PN_Grubrova_dobove.jpg (historic)
Růžena Grubrová
photo: archiv Růženy Grubrové, Jan Kotrbáček

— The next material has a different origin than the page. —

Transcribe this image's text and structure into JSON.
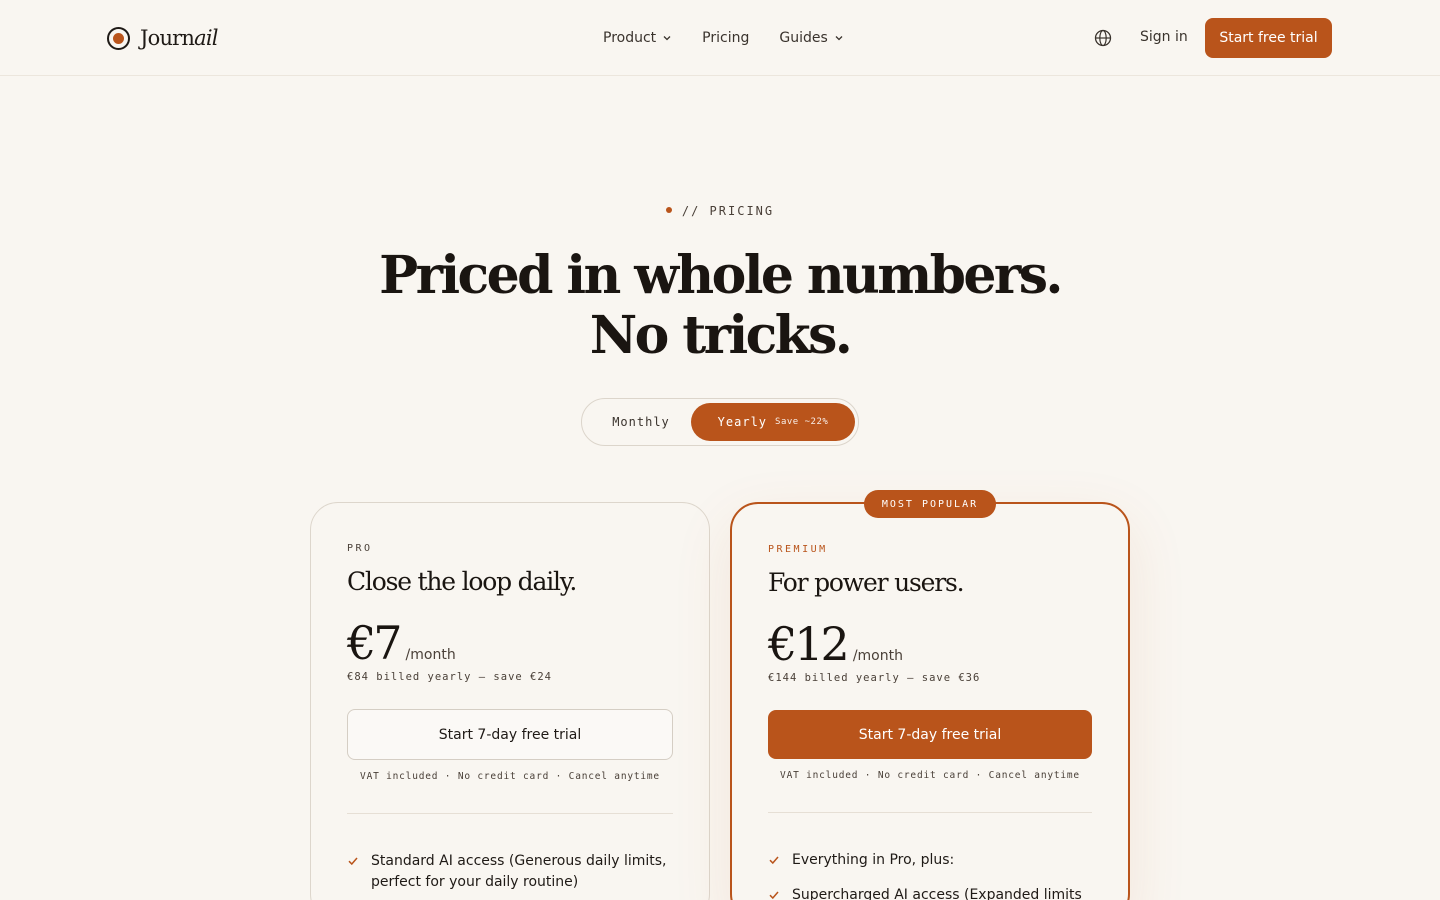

  Růžena Grubrová was born on the first of September, 1934 in the settlement Churáňov in the Šumava Mountains. Her parents, Mr. and Mrs. Pešl, owned a guesthouse there. Her father and two uncles were arrested during the war for violation of economic regulations, and her father was sentenced to 14 months. In 1944, the authorities accommodated “national guests” in the guesthouse: German families. In May 1945, the guesthouse provided accommodation for a unit of American soldiers. After 1948, the Pešl family lost their business concession, but they continued to live in the house. After the closure of the state border, the family guest house became included in the restricted border zone. The Pešl family successfully resisted the pressure to join the Unified Agricultural Cooperatives. However, Růžena Grubrová was not allowed to study and her father and mother were earning their living as forest workers. The Border Guard suspected Růžena’s father of guiding people over the border, therefore he was under continuous surveillance. Růžena trained as a shop assistant in the Pramen company. In 1953, she married and gave birth to a son. In the second half of the 1950s, she was gradually renovating the family guesthouse and she began accepting guests again. At the same time, she worked as a receptionist in a nearby hotel. The guesthouse business became fully re-established after 1989.